● Work to be completed
Word for word, copy each record that comes after this.

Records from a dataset
= = = =

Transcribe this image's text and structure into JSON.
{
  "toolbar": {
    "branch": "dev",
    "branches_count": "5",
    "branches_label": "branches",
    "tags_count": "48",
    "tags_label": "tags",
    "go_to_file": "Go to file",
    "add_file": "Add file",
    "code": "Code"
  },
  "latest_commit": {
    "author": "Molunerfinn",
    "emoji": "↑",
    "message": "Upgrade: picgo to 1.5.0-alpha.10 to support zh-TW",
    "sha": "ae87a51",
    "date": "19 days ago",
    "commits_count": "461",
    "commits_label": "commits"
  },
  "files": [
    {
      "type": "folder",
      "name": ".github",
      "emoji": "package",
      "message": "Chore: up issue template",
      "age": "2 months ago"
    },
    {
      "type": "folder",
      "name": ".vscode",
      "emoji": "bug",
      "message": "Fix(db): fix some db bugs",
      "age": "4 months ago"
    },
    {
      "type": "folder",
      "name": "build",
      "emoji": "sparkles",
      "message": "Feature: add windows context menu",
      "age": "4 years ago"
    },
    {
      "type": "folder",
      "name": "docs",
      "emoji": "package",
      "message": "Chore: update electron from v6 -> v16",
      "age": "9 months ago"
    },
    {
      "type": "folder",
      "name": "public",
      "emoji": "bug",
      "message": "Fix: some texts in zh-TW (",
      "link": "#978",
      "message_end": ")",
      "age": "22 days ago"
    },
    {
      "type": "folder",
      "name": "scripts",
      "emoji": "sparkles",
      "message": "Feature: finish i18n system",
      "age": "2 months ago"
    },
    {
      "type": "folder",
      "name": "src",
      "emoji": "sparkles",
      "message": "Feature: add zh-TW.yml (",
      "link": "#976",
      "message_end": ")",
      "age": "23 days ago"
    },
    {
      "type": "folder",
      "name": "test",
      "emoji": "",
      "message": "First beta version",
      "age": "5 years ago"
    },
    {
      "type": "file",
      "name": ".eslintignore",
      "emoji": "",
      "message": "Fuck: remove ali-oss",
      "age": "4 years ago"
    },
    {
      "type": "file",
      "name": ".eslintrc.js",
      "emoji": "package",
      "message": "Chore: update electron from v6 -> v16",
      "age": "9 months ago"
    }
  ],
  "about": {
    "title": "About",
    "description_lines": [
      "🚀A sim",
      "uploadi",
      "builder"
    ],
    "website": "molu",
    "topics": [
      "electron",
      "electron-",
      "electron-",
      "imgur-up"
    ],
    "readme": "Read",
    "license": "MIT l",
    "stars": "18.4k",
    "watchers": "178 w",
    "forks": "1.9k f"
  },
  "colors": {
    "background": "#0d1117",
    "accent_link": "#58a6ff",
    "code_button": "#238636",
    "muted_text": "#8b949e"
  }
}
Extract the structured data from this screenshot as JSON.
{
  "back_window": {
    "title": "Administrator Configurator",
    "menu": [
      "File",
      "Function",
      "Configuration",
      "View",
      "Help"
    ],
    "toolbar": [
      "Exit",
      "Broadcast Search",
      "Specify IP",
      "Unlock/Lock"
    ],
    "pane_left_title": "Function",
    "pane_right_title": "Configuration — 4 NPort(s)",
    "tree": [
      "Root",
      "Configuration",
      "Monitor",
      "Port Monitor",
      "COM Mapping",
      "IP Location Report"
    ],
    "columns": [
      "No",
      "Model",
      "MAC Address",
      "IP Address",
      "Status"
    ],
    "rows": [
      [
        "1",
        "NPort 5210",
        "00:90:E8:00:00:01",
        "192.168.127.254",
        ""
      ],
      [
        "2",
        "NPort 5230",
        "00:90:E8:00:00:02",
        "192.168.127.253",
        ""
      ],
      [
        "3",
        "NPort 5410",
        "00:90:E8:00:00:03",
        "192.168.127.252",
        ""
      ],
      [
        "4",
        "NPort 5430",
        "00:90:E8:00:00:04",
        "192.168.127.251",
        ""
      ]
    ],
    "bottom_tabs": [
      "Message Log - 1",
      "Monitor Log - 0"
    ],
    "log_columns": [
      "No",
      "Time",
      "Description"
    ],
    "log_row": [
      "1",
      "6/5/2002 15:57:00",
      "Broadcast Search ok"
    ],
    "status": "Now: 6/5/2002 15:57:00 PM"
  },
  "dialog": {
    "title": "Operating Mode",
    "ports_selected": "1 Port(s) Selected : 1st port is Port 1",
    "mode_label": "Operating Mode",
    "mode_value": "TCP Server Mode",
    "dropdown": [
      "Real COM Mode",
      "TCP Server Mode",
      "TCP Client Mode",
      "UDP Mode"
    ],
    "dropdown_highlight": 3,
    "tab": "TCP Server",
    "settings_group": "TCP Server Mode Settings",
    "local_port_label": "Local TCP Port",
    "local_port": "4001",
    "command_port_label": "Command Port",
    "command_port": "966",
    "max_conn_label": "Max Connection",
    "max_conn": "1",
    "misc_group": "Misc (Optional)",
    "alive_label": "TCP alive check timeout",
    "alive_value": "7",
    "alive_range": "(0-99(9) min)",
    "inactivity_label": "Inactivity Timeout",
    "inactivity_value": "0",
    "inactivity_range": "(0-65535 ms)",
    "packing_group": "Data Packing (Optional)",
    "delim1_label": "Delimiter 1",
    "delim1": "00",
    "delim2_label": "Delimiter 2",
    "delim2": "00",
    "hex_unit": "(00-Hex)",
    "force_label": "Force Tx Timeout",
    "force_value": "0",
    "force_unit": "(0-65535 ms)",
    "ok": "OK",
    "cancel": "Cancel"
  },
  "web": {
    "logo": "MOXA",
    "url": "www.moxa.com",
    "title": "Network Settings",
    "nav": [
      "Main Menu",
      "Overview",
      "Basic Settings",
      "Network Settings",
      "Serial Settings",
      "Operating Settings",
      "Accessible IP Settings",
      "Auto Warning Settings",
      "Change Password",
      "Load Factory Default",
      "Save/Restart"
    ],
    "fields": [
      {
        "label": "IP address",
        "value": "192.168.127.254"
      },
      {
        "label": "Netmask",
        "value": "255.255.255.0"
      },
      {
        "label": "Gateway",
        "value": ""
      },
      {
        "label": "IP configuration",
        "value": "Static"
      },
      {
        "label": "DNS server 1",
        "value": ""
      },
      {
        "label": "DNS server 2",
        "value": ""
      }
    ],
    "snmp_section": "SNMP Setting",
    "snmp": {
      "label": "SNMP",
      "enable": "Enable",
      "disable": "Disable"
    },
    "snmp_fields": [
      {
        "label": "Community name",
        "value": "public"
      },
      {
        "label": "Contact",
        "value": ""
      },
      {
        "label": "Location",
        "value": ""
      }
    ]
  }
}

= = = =

● Completed exercise
Transcribe this image's text and structure into JSON.
{
  "toolbar": {
    "branch": "dev",
    "branches_count": "5",
    "branches_label": "branches",
    "tags_count": "48",
    "tags_label": "tags",
    "go_to_file": "Go to file",
    "add_file": "Add file",
    "code": "Code"
  },
  "latest_commit": {
    "author": "Molunerfinn",
    "emoji": "↑",
    "message": "Upgrade: picgo to 1.5.0-alpha.10 to support zh-TW",
    "sha": "ae87a51",
    "date": "19 days ago",
    "commits_count": "461",
    "commits_label": "commits"
  },
  "files": [
    {
      "type": "folder",
      "name": ".github",
      "emoji": "package",
      "message": "Chore: up issue template",
      "age": "2 months ago"
    },
    {
      "type": "folder",
      "name": ".vscode",
      "emoji": "bug",
      "message": "Fix(db): fix some db bugs",
      "age": "4 months ago"
    },
    {
      "type": "folder",
      "name": "build",
      "emoji": "sparkles",
      "message": "Feature: add windows context menu",
      "age": "4 years ago"
    },
    {
      "type": "folder",
      "name": "docs",
      "emoji": "package",
      "message": "Chore: update electron from v6 -> v16",
      "age": "9 months ago"
    },
    {
      "type": "folder",
      "name": "public",
      "emoji": "bug",
      "message": "Fix: some texts in zh-TW (",
      "link": "#978",
      "message_end": ")",
      "age": "22 days ago"
    },
    {
      "type": "folder",
      "name": "scripts",
      "emoji": "sparkles",
      "message": "Feature: finish i18n system",
      "age": "2 months ago"
    },
    {
      "type": "folder",
      "name": "src",
      "emoji": "sparkles",
      "message": "Feature: add zh-TW.yml (",
      "link": "#976",
      "message_end": ")",
      "age": "23 days ago"
    },
    {
      "type": "folder",
      "name": "test",
      "emoji": "",
      "message": "First beta version",
      "age": "5 years ago"
    },
    {
      "type": "file",
      "name": ".eslintignore",
      "emoji": "",
      "message": "Fuck: remove ali-oss",
      "age": "4 years ago"
    },
    {
      "type": "file",
      "name": ".eslintrc.js",
      "emoji": "package",
      "message": "Chore: update electron from v6 -> v16",
      "age": "9 months ago"
    }
  ],
  "about": {
    "title": "About",
    "description_lines": [
      "🚀A sim",
      "uploadi",
      "builder"
    ],
    "website": "molu",
    "topics": [
      "electron",
      "electron-",
      "electron-",
      "imgur-up"
    ],
    "readme": "Read",
    "license": "MIT l",
    "stars": "18.4k",
    "watchers": "178 w",
    "forks": "1.9k f"
  },
  "colors": {
    "background": "#0d1117",
    "accent_link": "#58a6ff",
    "code_button": "#238636",
    "muted_text": "#8b949e"
  }
}
Extract the structured data from this screenshot as JSON.
{
  "back_window": {
    "title": "Administrator Configurator",
    "menu": [
      "File",
      "Function",
      "Configuration",
      "View",
      "Help"
    ],
    "toolbar": [
      "Exit",
      "Broadcast Search",
      "Specify IP",
      "Unlock/Lock"
    ],
    "pane_left_title": "Function",
    "pane_right_title": "Configuration — 4 NPort(s)",
    "tree": [
      "Root",
      "Configuration",
      "Monitor",
      "Port Monitor",
      "COM Mapping",
      "IP Location Report"
    ],
    "columns": [
      "No",
      "Model",
      "MAC Address",
      "IP Address",
      "Status"
    ],
    "rows": [
      [
        "1",
        "NPort 5210",
        "00:90:E8:00:00:01",
        "192.168.127.254",
        ""
      ],
      [
        "2",
        "NPort 5230",
        "00:90:E8:00:00:02",
        "192.168.127.253",
        ""
      ],
      [
        "3",
        "NPort 5410",
        "00:90:E8:00:00:03",
        "192.168.127.252",
        ""
      ],
      [
        "4",
        "NPort 5430",
        "00:90:E8:00:00:04",
        "192.168.127.251",
        ""
      ]
    ],
    "bottom_tabs": [
      "Message Log - 1",
      "Monitor Log - 0"
    ],
    "log_columns": [
      "No",
      "Time",
      "Description"
    ],
    "log_row": [
      "1",
      "6/5/2002 15:57:00",
      "Broadcast Search ok"
    ],
    "status": "Now: 6/5/2002 15:57:00 PM"
  },
  "dialog": {
    "title": "Operating Mode",
    "ports_selected": "1 Port(s) Selected : 1st port is Port 1",
    "mode_label": "Operating Mode",
    "mode_value": "TCP Server Mode",
    "dropdown": [
      "Real COM Mode",
      "TCP Server Mode",
      "TCP Client Mode",
      "UDP Mode"
    ],
    "dropdown_highlight": 3,
    "tab": "TCP Server",
    "settings_group": "TCP Server Mode Settings",
    "local_port_label": "Local TCP Port",
    "local_port": "4001",
    "command_port_label": "Command Port",
    "command_port": "966",
    "max_conn_label": "Max Connection",
    "max_conn": "1",
    "misc_group": "Misc (Optional)",
    "alive_label": "TCP alive check timeout",
    "alive_value": "7",
    "alive_range": "(0-99(9) min)",
    "inactivity_label": "Inactivity Timeout",
    "inactivity_value": "0",
    "inactivity_range": "(0-65535 ms)",
    "packing_group": "Data Packing (Optional)",
    "delim1_label": "Delimiter 1",
    "delim1": "00",
    "delim2_label": "Delimiter 2",
    "delim2": "00",
    "hex_unit": "(00-Hex)",
    "force_label": "Force Tx Timeout",
    "force_value": "0",
    "force_unit": "(0-65535 ms)",
    "ok": "OK",
    "cancel": "Cancel"
  },
  "web": {
    "logo": "MOXA",
    "url": "www.moxa.com",
    "title": "Network Settings",
    "nav": [
      "Main Menu",
      "Overview",
      "Basic Settings",
      "Network Settings",
      "Serial Settings",
      "Operating Settings",
      "Accessible IP Settings",
      "Auto Warning Settings",
      "Change Password",
      "Load Factory Default",
      "Save/Restart"
    ],
    "fields": [
      {
        "label": "IP address",
        "value": "192.168.127.254"
      },
      {
        "label": "Netmask",
        "value": "255.255.255.0"
      },
      {
        "label": "Gateway",
        "value": ""
      },
      {
        "label": "IP configuration",
        "value": "Static"
      },
      {
        "label": "DNS server 1",
        "value": ""
      },
      {
        "label": "DNS server 2",
        "value": ""
      }
    ],
    "snmp_section": "SNMP Setting",
    "snmp": {
      "label": "SNMP",
      "enable": "Enable",
      "disable": "Disable"
    },
    "snmp_fields": [
      {
        "label": "Community name",
        "value": "public"
      },
      {
        "label": "Contact",
        "value": ""
      },
      {
        "label": "Location",
        "value": ""
      }
    ]
  }
}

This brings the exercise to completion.